Types of Sound Poetry
Sound poetry is type of poetry that resides within its own spectrum. Sound poetry is an artistic form (like poetry) but it is a performance. It isn’t like poetry wherein the reader can add drama to the lifeless words. Sound poetry is the use of written language and phonetic sounds. Many verses of sound poems do not have any words involved at all just primitive sounds accompanied by crazy body movements to dramatize the sounds. These sounds often have no meaning. During a sound poetry performance, the poet may hold a picture or an object whilst still making obnoxious (yet meaningful) sounds. Many poets engage in sound poetry as it allows them to use the specific sounds they hear in their mind when they ready contemplate the literary piece. This yet again pushes the known fact that sound poetry is a performance.
Although it may not seem so there are many types of sound poetry. One of such is sound poetry involving sounds from nature. A poet may curate a poetic piece that describes the sunnier days of their life. The times were their senses where awakened to joy and content. The poet will try to emulate the sounds they associate with those times or even produce sounds that are light and joyous representing sunshine and happier moments. Imagery is a powerful aspect of sound poetry. It helps the sound poet with terms or concepts they feel they cannot accurately convey. A sound poet conveying a poem centered on a nature theme will incorporate green and bright colored imagery.
Another type of sound poetry involves electric sounds. Some sound poets record themselves performing their poem.
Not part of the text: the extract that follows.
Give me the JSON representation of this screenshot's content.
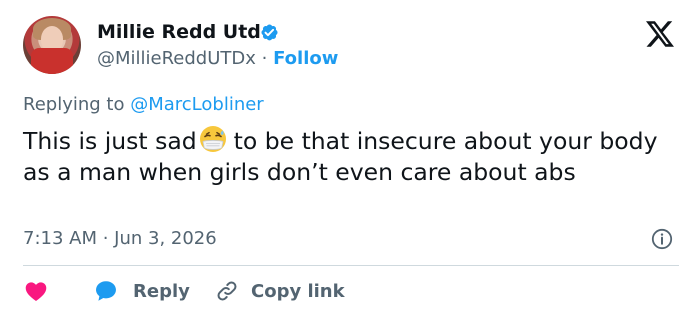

The sound poet then employs computers and sound systems to add an electronic feel to their poetic piece. You will still hear hissing, moaning, meowing, hollering and cooing but all sounds will be electrically enhanced. Many sound poets who like to modify their voice outputs electrically do so because they like the live and organic manufacturing of sounds, but they want to add that futuristic twist. Such sound poets are not caught up in the technologies of the far future but are caught up in the expansive art gallery they have in their mind.
Dada is another style of sound poetry. Cubism, Futurism, Constructivism, and Expressionism Dada began in Zurich, Switzerland in amid the brutality of World War I (1914–18). Dada was the first art movement where the focus of the artists was not on crafting aesthetically pleasing pieces of art but on making pieces that generated difficult questions about society, the role of the artist in this era, and the eternal purpose of art.
There is no verified statement about the origin of the movement’s name. Some people say that a German artist Richard Helsabeck plunged a knife at into a dictionary, where it landed on a picture of a “dada”, a French term for a hobby horse. Others say that it resonates with the first words of a child. Sound poetry is indeed an art form in its own right.